Feedback? Comments here are welcome, or privately at tia dot nevitt at gmail dot com.A pair of booted feet stopped before me. I refused to look up. One of them kicked forward, thumping against my thin shins. It smarted, but I knew it could have hurt a lot worse.
"Don't move," Mama said. So I didn't, except to look up at the harried constable. He frowned down at us -- a troubled frown, but not an angry one. He was portly and balding. He didn't look like an evil man, but like a good man who had been sent out to do an evil task.
A task that we resisted as we sat together in the doorway of our shop, defending our livelihood with our bodies.
The constable sighed. "Come now," he said. "I don't like this any more than you do."
"You'll have to move us," Mama said.
The constable looked over his shoulder. The fairy hovered there. She was tiny -- no larger than my hand -- with shimmery pale green leggings and tunic. Her beauty almost held one's gaze prisoner, so that was difficult to look away from her.
"Can you move them?" he asked her.
"I am not here to do your job, Constable," the fairy replied, "only to see that you do it honestly."
The constable's sigh was exasperated now. He gestured to his men. "Move them."
Mother and I were both slight. Moving us took no great effort. Suddenly, as I sprawled in the dirt of the street, our defiant gesture seemed pathetic.
Mother screamed and raised a holy fuss. She went charging back into our shop after the constable's men. I ran in after her. She flailed on their backs as they picked up the spinning wheel and carried it out.
"My daughter," she said at one point, grabbing me. "Look at her. Do you think her face will ever get her a husband? That spinning wheel is her future."
"You will be well-paid," the constable said, "as soon as it's destroyed."
They brought out the spinning wheel and flung it into the back of the wagon. Mama winced as it crashed amid the wreckage of the other spinning wheels. They had no regard for its fragile structure, its delicate beauty. They had no care that our lives depended upon that simple wooden structure.
The fairy darted out of our shop and hovered near us. She aimed her wand at our spinning wheel and a burst of colors flew out. The colors hit the spinning wheel and buzzed around it like angry bees. When the colors dissipated, the spinning wheel collapsed into all its various parts, no longer distinguishable from its neighbors.
My mother raised her arm as if to swat the fairy. I grabbed her arm.
"Remember Widow Harla!" I hissed. Widow Harla had attacked the fairy with her broom, and she had felt the fairy's retaliatory spell. She was still unable to speak.

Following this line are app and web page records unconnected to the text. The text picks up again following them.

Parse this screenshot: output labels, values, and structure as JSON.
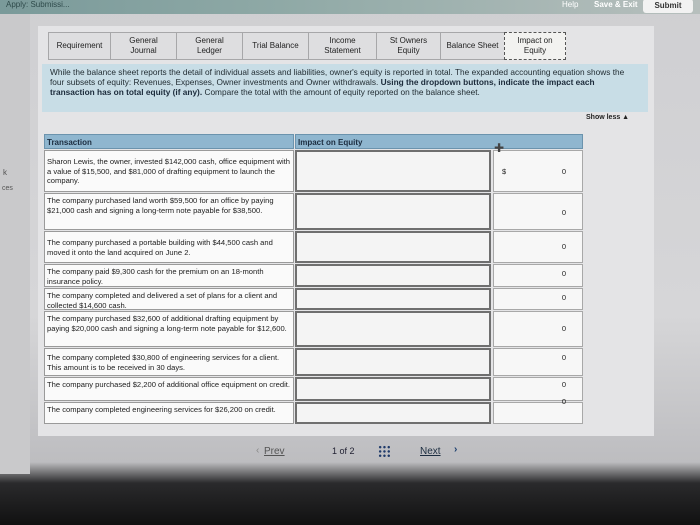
{
  "topbar": {
    "crumb": "Apply: Submissi...",
    "help": "Help",
    "save_exit": "Save & Exit",
    "submit": "Submit"
  },
  "left": {
    "arrow": "k",
    "side_text": "ces"
  },
  "tabs": [
    {
      "label": "Requirement",
      "active": false
    },
    {
      "label": "General Journal",
      "active": false
    },
    {
      "label": "General Ledger",
      "active": false
    },
    {
      "label": "Trial Balance",
      "active": false
    },
    {
      "label": "Income Statement",
      "active": false
    },
    {
      "label": "St Owners Equity",
      "active": false
    },
    {
      "label": "Balance Sheet",
      "active": false
    },
    {
      "label": "Impact on Equity",
      "active": true
    }
  ],
  "info": {
    "text_plain": "While the balance sheet reports the detail of individual assets and liabilities, owner's equity is reported in total. The expanded accounting equation shows the four subsets of equity: Revenues, Expenses, Owner investments and Owner withdrawals.",
    "text_bold": "Using the dropdown buttons, indicate the impact each transaction has on total equity (if any).",
    "text_tail": "Compare the total with the amount of equity reported on the balance sheet."
  },
  "show_less": "Show less ▲",
  "table": {
    "col_transaction": "Transaction",
    "col_impact": "Impact on Equity",
    "dollar_sign": "$",
    "rows": [
      {
        "text": "Sharon Lewis, the owner, invested $142,000 cash, office equipment with a value of $15,500, and $81,000 of drafting equipment to launch the company.",
        "value": "0"
      },
      {
        "text": "The company purchased land worth $59,500 for an office by paying $21,000 cash and signing a long-term note payable for $38,500.",
        "value": "0"
      },
      {
        "text": "The company purchased a portable building with $44,500 cash and moved it onto the land acquired on June 2.",
        "value": "0"
      },
      {
        "text": "The company paid $9,300 cash for the premium on an 18-month insurance policy.",
        "value": "0"
      },
      {
        "text": "The company completed and delivered a set of plans for a client and collected $14,600 cash.",
        "value": "0"
      },
      {
        "text": "The company purchased $32,600 of additional drafting equipment by paying $20,000 cash and signing a long-term note payable for $12,600.",
        "value": "0"
      },
      {
        "text": "The company completed $30,800 of engineering services for a client. This amount is to be received in 30 days.",
        "value": "0"
      },
      {
        "text": "The company purchased $2,200 of additional office equipment on credit.",
        "value": "0"
      },
      {
        "text": "The company completed engineering services for $26,200 on credit.",
        "value": "0"
      }
    ]
  },
  "pager": {
    "prev": "Prev",
    "count": "1 of 2",
    "next": "Next"
  }
}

I felt the tension in Mama's arm relax.
The constable offered my mother a chinking pouch. Mama ignored it as she held herself erect. I could tell she was determined to show no weakness. With a glance at the fairy, he tossed it at our feet. I shifted so I stood on the pouch strings. The guards climbed onto the back of the wagon while the constable and the official got in on either side of the driver, and they rumbled off down the street, the fairy flitting after them.
A few of our neighbors looked at us in pity, but also with a bit of dread. They knew that if we were to fall on hard times, they would be obliged to show us Christian charity.
It all made no sense to me. I knew there was a curse involved, but it seemed pointless to attempt to get around it by banning spinning wheels. Fairies were not so stupid as to make their spells so easily circumvented. Why bring misery to families such as ours by taking away our only means of income?
I bent down and picked up the pouch. "What will we do now?" I asked.
Mama took the pouch and hefted it. "We'll buy a loom. If we cannot spin, we will weave."
That night, the light and smoke from the bonfire of burning spinning wheels blotted out the stars.
Saturday, February 20, 2010
An Invitation - Tear Up My Opening
Here's the opening to my novella, The Sevenfold Spell. Feel free to read and if you'd like, to critique. If you've read my stuff before, this is more in the style of Forging a Legend than A Spy and a Lady. It's a retelling of the Sleeping Beauty story, through the eyes of a spinster who had her spinning wheel taken away and burned.